“If observations span only a few years, such ‘ice sheet weather’ may show up as an apparent speed-up of ice loss which would cancel out once more observations become available,” said Dr Wouters.
His team compared nine years of Grace satellite data with reconstructions of 50 years of changes to the ice sheets. The researchers found their ability to detect an accelerating trend in mass loss accurately depended on the length of the data record.
Currently the amount of ice loss detected by the Grace satellites is larger than would be expected from natural processes alone. However, the speed-up of ice loss in recent years is not.
The findings, reported in the journal Nature Geoscience, suggest that predictions of ice sheet contribution to future sea level rises may be fraught with error.
Extrapolating the rate of today’s melting to 2100 could result in a forecast that is too high or too low by as much as 35 centimetres , said the scientists.
While there might be almost enough satellite data to be confident about accelerated ice loss in Antarctica, another ten years of observations may be necessary for Greenland.
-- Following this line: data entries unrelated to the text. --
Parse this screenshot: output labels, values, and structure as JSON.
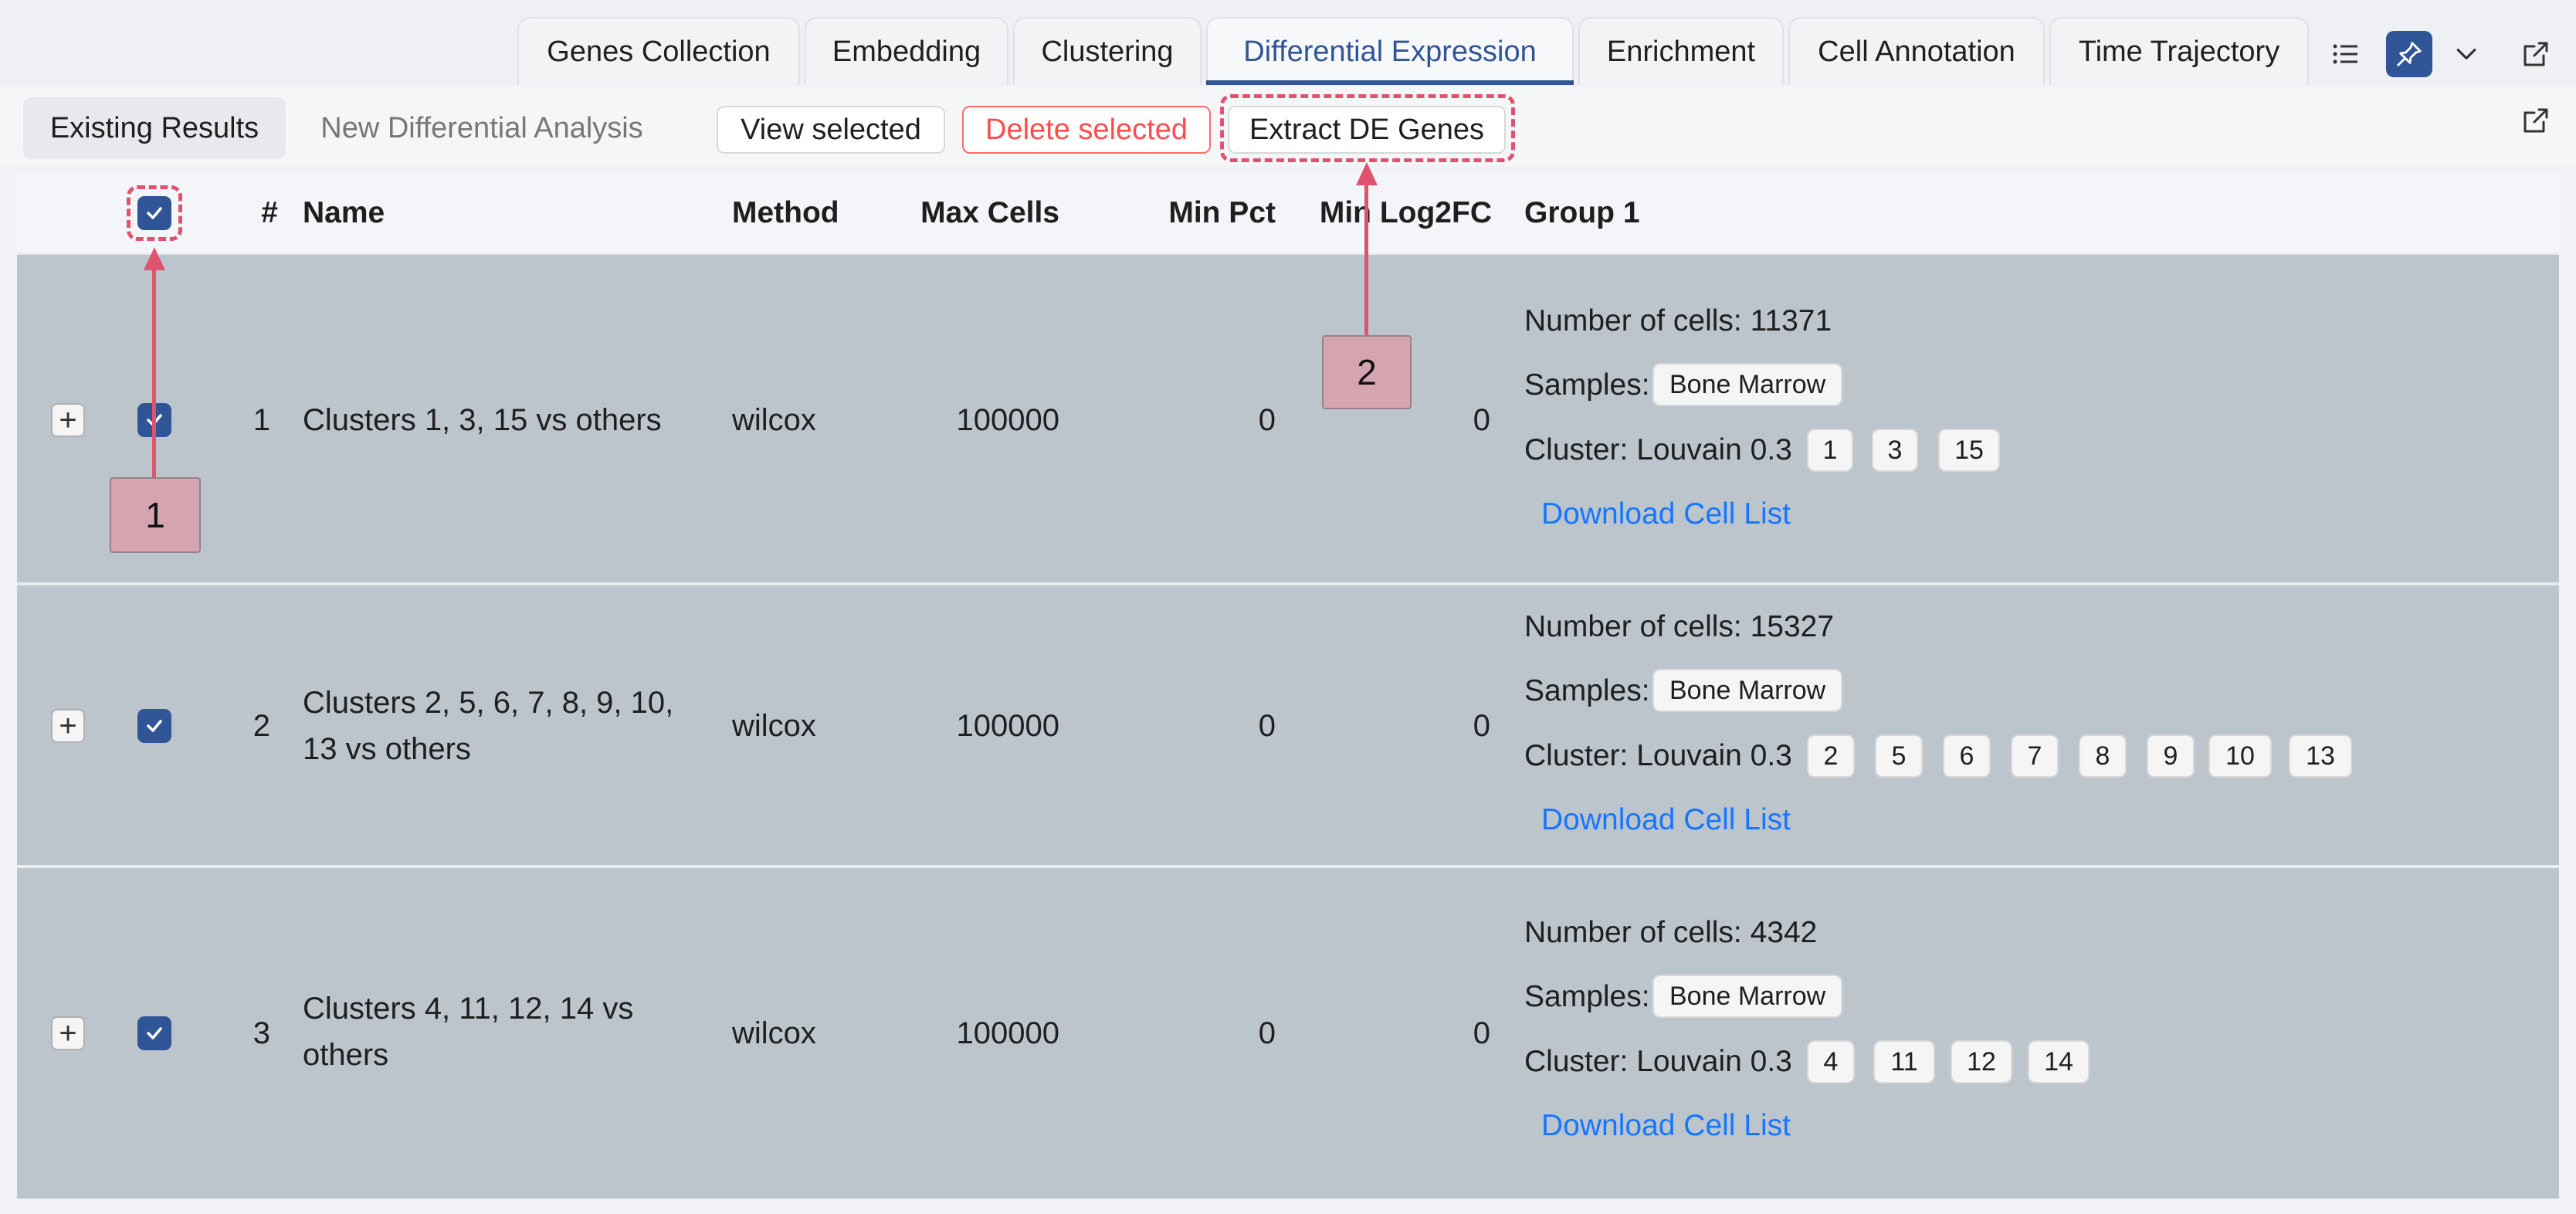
{
  "tabs": [
    {
      "label": "Genes Collection",
      "active": false
    },
    {
      "label": "Embedding",
      "active": false
    },
    {
      "label": "Clustering",
      "active": false
    },
    {
      "label": "Differential Expression",
      "active": true
    },
    {
      "label": "Enrichment",
      "active": false
    },
    {
      "label": "Cell Annotation",
      "active": false
    },
    {
      "label": "Time Trajectory",
      "active": false
    }
  ],
  "tab_icons": [
    "list-icon",
    "pin-icon",
    "chevron-down-icon",
    "external-link-icon"
  ],
  "toolbar": {
    "existing_results": "Existing Results",
    "new_analysis": "New Differential Analysis",
    "view_selected": "View selected",
    "delete_selected": "Delete selected",
    "extract_de_genes": "Extract DE Genes"
  },
  "table": {
    "headers": {
      "index": "#",
      "name": "Name",
      "method": "Method",
      "max_cells": "Max Cells",
      "min_pct": "Min Pct",
      "min_log2fc": "Min Log2FC",
      "group1": "Group 1"
    },
    "rows": [
      {
        "index": "1",
        "name": "Clusters 1, 3, 15 vs others",
        "method": "wilcox",
        "max_cells": "100000",
        "min_pct": "0",
        "min_log2fc": "0",
        "cells_label": "Number of cells: 11371",
        "samples_label": "Samples:",
        "samples": [
          "Bone Marrow"
        ],
        "cluster_label": "Cluster: Louvain 0.3",
        "clusters": [
          "1",
          "3",
          "15"
        ],
        "download": "Download Cell List"
      },
      {
        "index": "2",
        "name": "Clusters 2, 5, 6, 7, 8, 9, 10, 13 vs others",
        "method": "wilcox",
        "max_cells": "100000",
        "min_pct": "0",
        "min_log2fc": "0",
        "cells_label": "Number of cells: 15327",
        "samples_label": "Samples:",
        "samples": [
          "Bone Marrow"
        ],
        "cluster_label": "Cluster: Louvain 0.3",
        "clusters": [
          "2",
          "5",
          "6",
          "7",
          "8",
          "9",
          "10",
          "13"
        ],
        "download": "Download Cell List"
      },
      {
        "index": "3",
        "name": "Clusters 4, 11, 12, 14 vs others",
        "method": "wilcox",
        "max_cells": "100000",
        "min_pct": "0",
        "min_log2fc": "0",
        "cells_label": "Number of cells: 4342",
        "samples_label": "Samples:",
        "samples": [
          "Bone Marrow"
        ],
        "cluster_label": "Cluster: Louvain 0.3",
        "clusters": [
          "4",
          "11",
          "12",
          "14"
        ],
        "download": "Download Cell List"
      }
    ]
  },
  "annotations": {
    "callout1": "1",
    "callout2": "2"
  },
  "colors": {
    "accent": "#2f5597",
    "danger": "#ff4d4f",
    "link": "#1677ff",
    "annotation": "#e0536f",
    "row_bg": "#bcc4cc"
  }
}
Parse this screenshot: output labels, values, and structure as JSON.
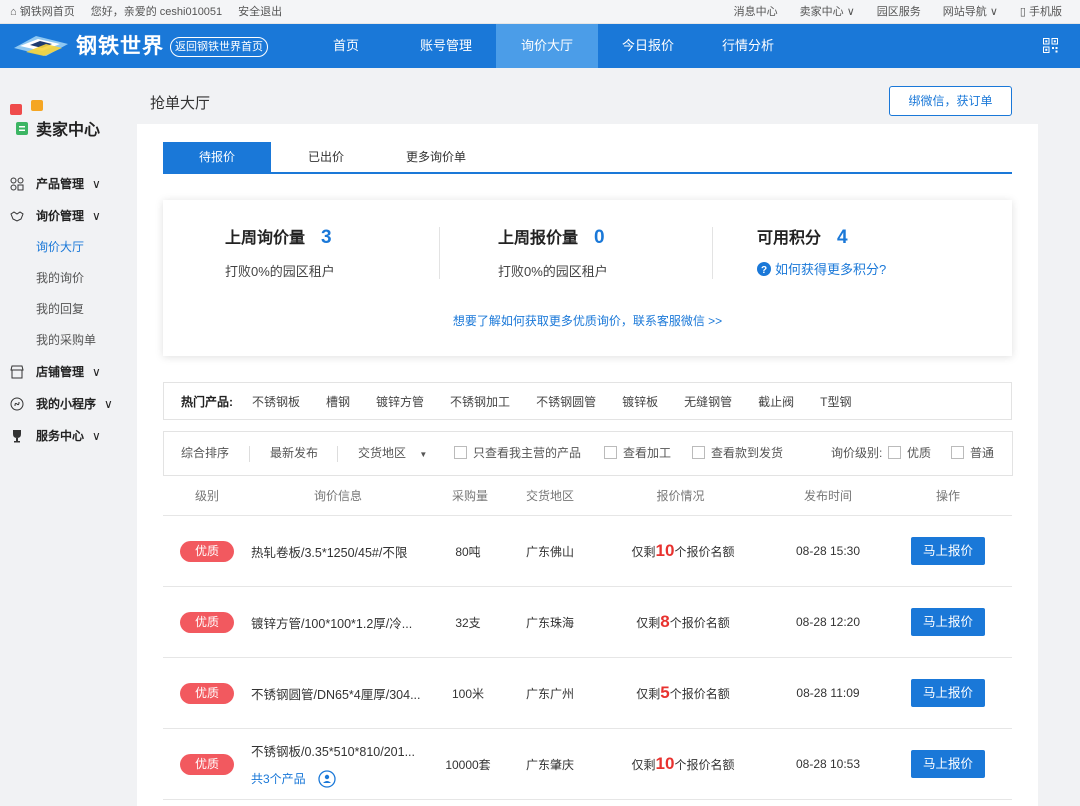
{
  "topbar": {
    "home": "钢铁网首页",
    "greeting": "您好，亲爱的 ceshi010051",
    "logout": "安全退出",
    "messages": "消息中心",
    "seller_center": "卖家中心",
    "park_service": "园区服务",
    "site_nav": "网站导航",
    "mobile": "手机版"
  },
  "nav": {
    "logo_text": "钢铁世界",
    "back": "返回钢铁世界首页",
    "items": [
      "首页",
      "账号管理",
      "询价大厅",
      "今日报价",
      "行情分析"
    ],
    "active_index": 2
  },
  "sidebar": {
    "title": "卖家中心",
    "groups": [
      {
        "label": "产品管理",
        "caret": "∨"
      },
      {
        "label": "询价管理",
        "caret": "∨"
      },
      {
        "label": "店铺管理",
        "caret": "∨"
      },
      {
        "label": "我的小程序",
        "caret": "∨"
      },
      {
        "label": "服务中心",
        "caret": "∨"
      }
    ],
    "sub_items": [
      "询价大厅",
      "我的询价",
      "我的回复",
      "我的采购单"
    ],
    "active_sub": "询价大厅"
  },
  "page": {
    "title": "抢单大厅",
    "wechat_button": "绑微信，获订单"
  },
  "tabs": [
    "待报价",
    "已出价",
    "更多询价单"
  ],
  "stats": {
    "inquiry": {
      "label": "上周询价量",
      "value": "3",
      "sub": "打败0%的园区租户"
    },
    "quote": {
      "label": "上周报价量",
      "value": "0",
      "sub": "打败0%的园区租户"
    },
    "points": {
      "label": "可用积分",
      "value": "4",
      "link": "如何获得更多积分?"
    },
    "more": "想要了解如何获取更多优质询价，联系客服微信 >>"
  },
  "hot": {
    "label": "热门产品:",
    "items": [
      "不锈钢板",
      "槽钢",
      "镀锌方管",
      "不锈钢加工",
      "不锈钢圆管",
      "镀锌板",
      "无缝钢管",
      "截止阀",
      "T型钢"
    ]
  },
  "filter": {
    "sort": "综合排序",
    "latest": "最新发布",
    "region": "交货地区",
    "region_arrow": "▼",
    "only_mine": "只查看我主营的产品",
    "processing": "查看加工",
    "pay_first": "查看款到发货",
    "level_label": "询价级别:",
    "level_premium": "优质",
    "level_normal": "普通"
  },
  "table": {
    "headers": [
      "级别",
      "询价信息",
      "采购量",
      "交货地区",
      "报价情况",
      "发布时间",
      "操作"
    ],
    "quota_prefix": "仅剩",
    "quota_suffix": "个报价名额",
    "rows": [
      {
        "level": "优质",
        "info": "热轧卷板/3.5*1250/45#/不限",
        "qty": "80吨",
        "region": "广东佛山",
        "quota": "10",
        "time": "08-28 15:30",
        "action": "马上报价",
        "extra": ""
      },
      {
        "level": "优质",
        "info": "镀锌方管/100*100*1.2厚/冷...",
        "qty": "32支",
        "region": "广东珠海",
        "quota": "8",
        "time": "08-28 12:20",
        "action": "马上报价",
        "extra": ""
      },
      {
        "level": "优质",
        "info": "不锈钢圆管/DN65*4厘厚/304...",
        "qty": "100米",
        "region": "广东广州",
        "quota": "5",
        "time": "08-28 11:09",
        "action": "马上报价",
        "extra": ""
      },
      {
        "level": "优质",
        "info": "不锈钢板/0.35*510*810/201...",
        "qty": "10000套",
        "region": "广东肇庆",
        "quota": "10",
        "time": "08-28 10:53",
        "action": "马上报价",
        "extra": "共3个产品"
      }
    ]
  },
  "colors": {
    "brand": "#1a78d8",
    "badge": "#f2595f",
    "highlight": "#e8322f"
  }
}
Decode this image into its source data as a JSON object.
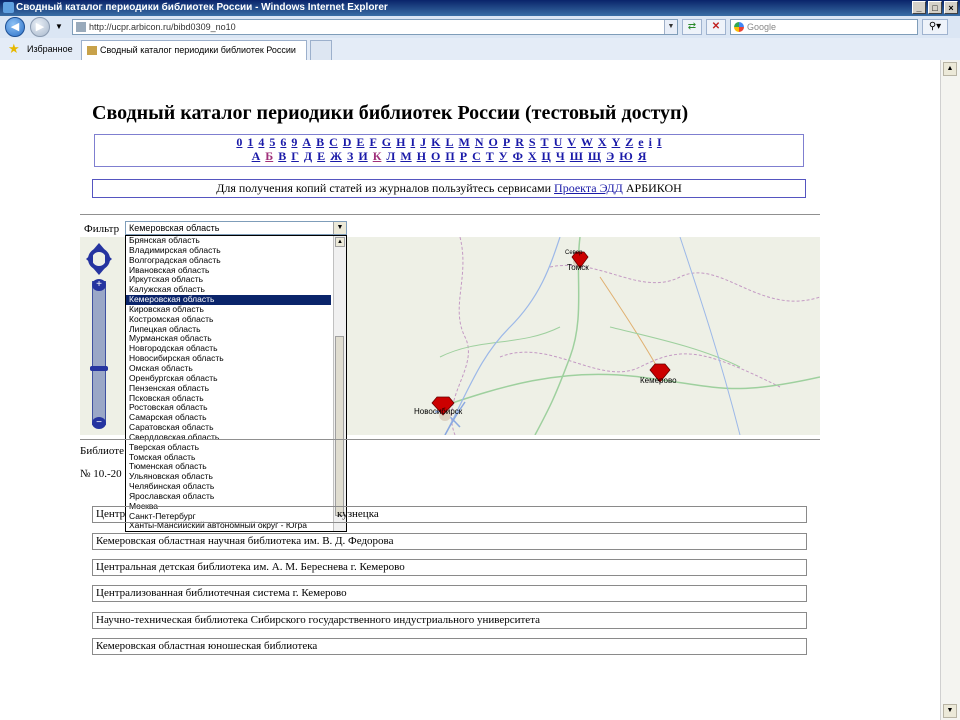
{
  "window": {
    "title": "Сводный каталог периодики библиотек России - Windows Internet Explorer",
    "minimize": "_",
    "maximize": "□",
    "close": "×"
  },
  "address": {
    "url": "http://ucpr.arbicon.ru/bibd0309_no10",
    "search_placeholder": "Google"
  },
  "favorites": {
    "label": "Избранное",
    "tab_title": "Сводный каталог периодики библиотек России"
  },
  "page": {
    "title": "Сводный каталог периодики библиотек России (тестовый доступ)",
    "latin_letters": [
      "0",
      "1",
      "4",
      "5",
      "6",
      "9",
      "A",
      "B",
      "C",
      "D",
      "E",
      "F",
      "G",
      "H",
      "I",
      "J",
      "K",
      "L",
      "M",
      "N",
      "O",
      "P",
      "R",
      "S",
      "T",
      "U",
      "V",
      "W",
      "X",
      "Y",
      "Z",
      "e",
      "i",
      "I"
    ],
    "cyrillic_letters": [
      "А",
      "Б",
      "В",
      "Г",
      "Д",
      "Е",
      "Ж",
      "З",
      "И",
      "К",
      "Л",
      "М",
      "Н",
      "О",
      "П",
      "Р",
      "С",
      "Т",
      "У",
      "Ф",
      "Х",
      "Ц",
      "Ч",
      "Ш",
      "Щ",
      "Э",
      "Ю",
      "Я"
    ],
    "visited_letters": [
      "Б",
      "К"
    ],
    "info_text_before": "Для получения копий статей из журналов пользуйтесь сервисами ",
    "info_link": "Проекта ЭДД",
    "info_text_after": " АРБИКОН",
    "filter_label": "Фильтр",
    "filter_selected": "Кемеровская область",
    "region_options": [
      "Брянская область",
      "Владимирская область",
      "Волгоградская область",
      "Ивановская область",
      "Иркутская область",
      "Калужская область",
      "Кемеровская область",
      "Кировская область",
      "Костромская область",
      "Липецкая область",
      "Мурманская область",
      "Новгородская область",
      "Новосибирская область",
      "Омская область",
      "Оренбургская область",
      "Пензенская область",
      "Псковская область",
      "Ростовская область",
      "Самарская область",
      "Саратовская область",
      "Свердловская область",
      "Тверская область",
      "Томская область",
      "Тюменская область",
      "Ульяновская область",
      "Челябинская область",
      "Ярославская область",
      "Москва",
      "Санкт-Петербург",
      "Ханты-Мансийский автономный округ - Югра"
    ],
    "selected_index": 6,
    "map_cities": [
      {
        "name": "Томск"
      },
      {
        "name": "Кемерово"
      },
      {
        "name": "Новосибирск"
      },
      {
        "name": "Север"
      }
    ],
    "library_label_visible": "Библиоте",
    "issue_visible": "№ 10.-20",
    "first_library_visible_start": "Центр",
    "first_library_visible_tail": "кузнецка",
    "libraries": [
      "Кемеровская областная научная библиотека им. В. Д. Федорова",
      "Центральная детская библиотека им. А. М. Береснева г. Кемерово",
      "Централизованная библиотечная система г. Кемерово",
      "Научно-техническая библиотека Сибирского государственного индустриального университета",
      "Кемеровская областная юношеская библиотека"
    ]
  },
  "colors": {
    "link": "#1a1aa8",
    "visited": "#a0307a",
    "selection": "#0a246a",
    "marker": "#cc0000"
  }
}
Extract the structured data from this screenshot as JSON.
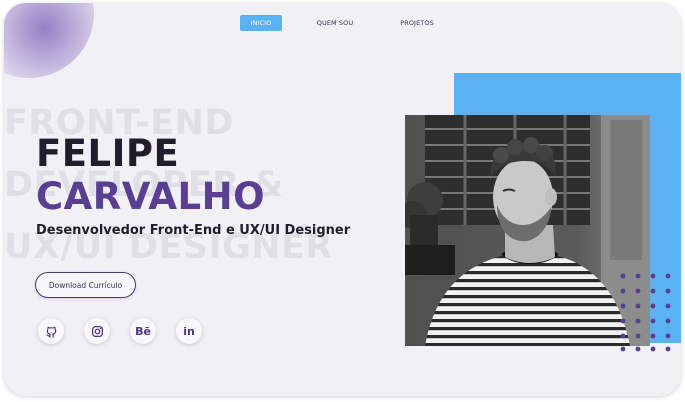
{
  "nav": {
    "items": [
      "INICIO",
      "QUEM SOU",
      "PROJETOS"
    ],
    "active": "INICIO"
  },
  "hero": {
    "background_lines": [
      "FRONT-END",
      "DEVELOPER &",
      "UX/UI DESIGNER"
    ],
    "name_first": "FELIPE",
    "name_last": "CARVALHO",
    "subtitle": "Desenvolvedor Front-End e UX/UI Designer",
    "download_label": "Download Currículo"
  },
  "social": [
    {
      "icon": "github-icon",
      "label": ""
    },
    {
      "icon": "instagram-icon",
      "label": ""
    },
    {
      "icon": "behance-icon",
      "label": "Bē"
    },
    {
      "icon": "linkedin-icon",
      "label": "in"
    }
  ],
  "colors": {
    "accent_blue": "#5ab2f5",
    "purple": "#5a3e92",
    "dark": "#211d2c",
    "background": "#f1f0f5"
  }
}
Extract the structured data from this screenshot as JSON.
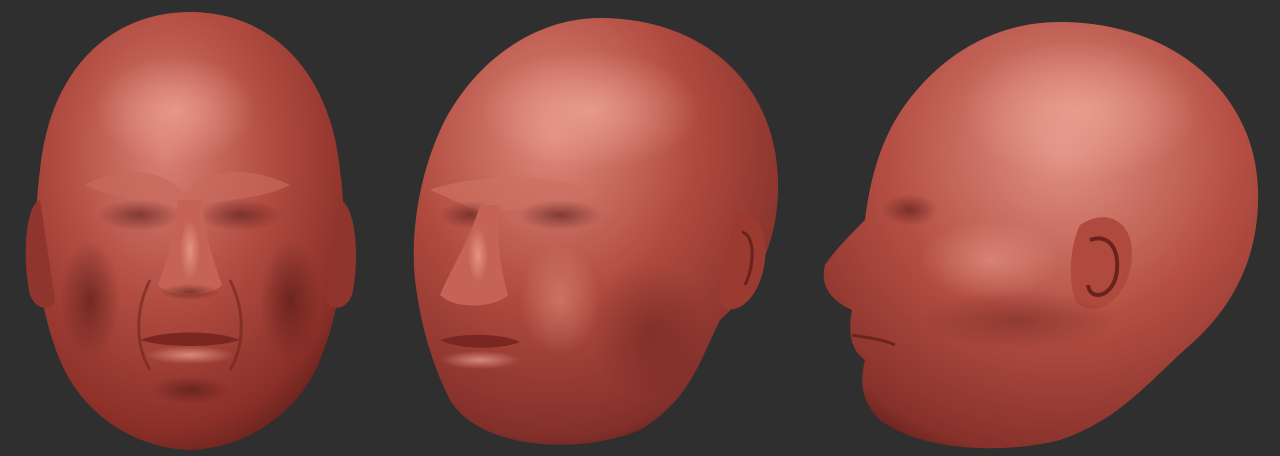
{
  "scene": {
    "background_color": "#2f2f2f",
    "clay_color": "#a8423a",
    "highlight_color": "#d98074",
    "shadow_color": "#5e1e1a",
    "views": [
      {
        "name": "front"
      },
      {
        "name": "three-quarter"
      },
      {
        "name": "profile"
      }
    ]
  }
}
Earth scientist Professor Andrew Shepherd, of the University of Leeds, said: “It seems that studies based on less than a decade of satellite measurements are too short to establish, with confidence, whether the ice sheet losses are accelerating over time, and so we should be cautious about extrapolating short-term trends into the future.
“Fortunately, we can appeal to data from other, longer satellite missions to get a long-term perspective, and our own analysis of their data confirms that the rate of ice sheet losses has indeed accelerated over the past 20 years.”